»»
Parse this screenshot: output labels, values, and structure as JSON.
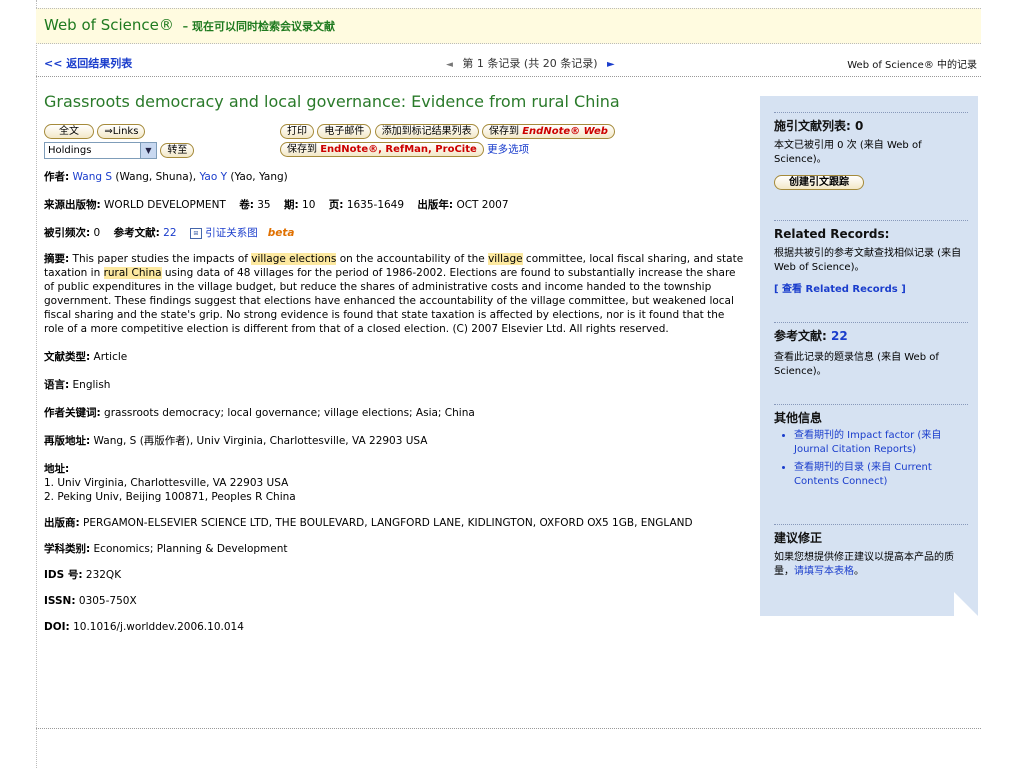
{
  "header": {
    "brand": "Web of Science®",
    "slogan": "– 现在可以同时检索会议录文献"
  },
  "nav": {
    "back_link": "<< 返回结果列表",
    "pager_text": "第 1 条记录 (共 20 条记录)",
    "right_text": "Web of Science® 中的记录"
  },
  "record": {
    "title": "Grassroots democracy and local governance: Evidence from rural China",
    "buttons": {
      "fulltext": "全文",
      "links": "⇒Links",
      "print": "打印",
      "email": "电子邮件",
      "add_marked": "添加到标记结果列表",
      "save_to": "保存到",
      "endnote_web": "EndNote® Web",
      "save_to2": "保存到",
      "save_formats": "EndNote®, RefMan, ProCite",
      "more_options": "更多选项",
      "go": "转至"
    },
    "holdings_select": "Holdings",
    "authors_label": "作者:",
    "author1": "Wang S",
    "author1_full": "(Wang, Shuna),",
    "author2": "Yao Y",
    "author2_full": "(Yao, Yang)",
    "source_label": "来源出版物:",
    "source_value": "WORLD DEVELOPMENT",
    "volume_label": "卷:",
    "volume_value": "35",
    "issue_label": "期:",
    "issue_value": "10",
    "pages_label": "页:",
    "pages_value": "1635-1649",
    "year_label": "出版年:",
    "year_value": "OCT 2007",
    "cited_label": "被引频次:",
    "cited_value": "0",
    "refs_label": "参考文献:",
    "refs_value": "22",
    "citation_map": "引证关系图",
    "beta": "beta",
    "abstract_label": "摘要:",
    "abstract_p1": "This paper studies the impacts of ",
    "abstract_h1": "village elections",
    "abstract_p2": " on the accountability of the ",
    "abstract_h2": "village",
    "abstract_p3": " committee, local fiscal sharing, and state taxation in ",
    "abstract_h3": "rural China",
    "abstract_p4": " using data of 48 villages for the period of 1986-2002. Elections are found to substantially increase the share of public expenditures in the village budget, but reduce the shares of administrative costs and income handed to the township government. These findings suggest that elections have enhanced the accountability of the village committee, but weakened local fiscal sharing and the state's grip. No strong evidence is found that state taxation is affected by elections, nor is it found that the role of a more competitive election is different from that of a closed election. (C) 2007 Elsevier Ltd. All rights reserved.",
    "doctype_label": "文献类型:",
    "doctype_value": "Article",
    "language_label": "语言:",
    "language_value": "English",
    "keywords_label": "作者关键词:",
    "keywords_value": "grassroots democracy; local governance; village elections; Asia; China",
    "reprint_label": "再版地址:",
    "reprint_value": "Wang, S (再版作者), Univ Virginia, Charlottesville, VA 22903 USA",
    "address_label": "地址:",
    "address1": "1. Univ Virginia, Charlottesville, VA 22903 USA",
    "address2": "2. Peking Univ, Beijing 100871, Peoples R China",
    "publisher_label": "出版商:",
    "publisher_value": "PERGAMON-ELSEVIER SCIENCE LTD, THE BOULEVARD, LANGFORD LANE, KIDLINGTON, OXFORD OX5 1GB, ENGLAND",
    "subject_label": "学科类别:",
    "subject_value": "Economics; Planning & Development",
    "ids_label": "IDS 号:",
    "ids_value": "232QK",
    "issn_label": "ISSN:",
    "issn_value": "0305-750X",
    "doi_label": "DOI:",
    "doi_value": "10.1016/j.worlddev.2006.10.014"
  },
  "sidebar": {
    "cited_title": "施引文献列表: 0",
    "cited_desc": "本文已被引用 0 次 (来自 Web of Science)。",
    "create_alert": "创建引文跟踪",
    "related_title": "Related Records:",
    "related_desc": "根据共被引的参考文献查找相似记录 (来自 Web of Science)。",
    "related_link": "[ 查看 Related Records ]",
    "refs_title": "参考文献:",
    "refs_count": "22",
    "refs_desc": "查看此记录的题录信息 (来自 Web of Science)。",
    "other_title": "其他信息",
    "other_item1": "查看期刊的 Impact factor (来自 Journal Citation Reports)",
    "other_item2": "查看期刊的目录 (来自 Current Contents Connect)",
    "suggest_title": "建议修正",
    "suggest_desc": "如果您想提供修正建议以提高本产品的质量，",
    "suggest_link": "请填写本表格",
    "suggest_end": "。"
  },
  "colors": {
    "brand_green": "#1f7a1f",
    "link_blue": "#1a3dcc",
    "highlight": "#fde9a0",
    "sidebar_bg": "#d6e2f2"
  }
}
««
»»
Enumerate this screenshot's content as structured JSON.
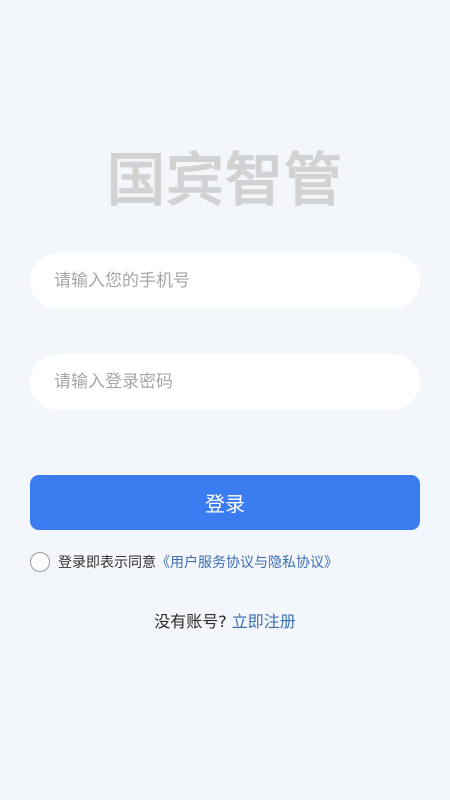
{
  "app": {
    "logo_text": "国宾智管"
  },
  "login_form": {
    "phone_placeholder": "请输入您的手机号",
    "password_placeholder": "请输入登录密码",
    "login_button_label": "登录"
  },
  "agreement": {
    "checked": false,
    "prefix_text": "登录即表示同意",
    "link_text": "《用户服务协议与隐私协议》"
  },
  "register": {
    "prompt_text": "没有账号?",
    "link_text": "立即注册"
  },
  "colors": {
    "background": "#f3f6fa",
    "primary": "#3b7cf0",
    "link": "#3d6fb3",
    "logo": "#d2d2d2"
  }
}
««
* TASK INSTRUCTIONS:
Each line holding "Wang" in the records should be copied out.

* EXERCISE SOLUTION:
    "author1": "Wang S",
    "author1_full": "(Wang, Shuna),",
    "reprint_value": "Wang, S (再版作者), Univ Virginia, Charlottesville, VA 22903 USA",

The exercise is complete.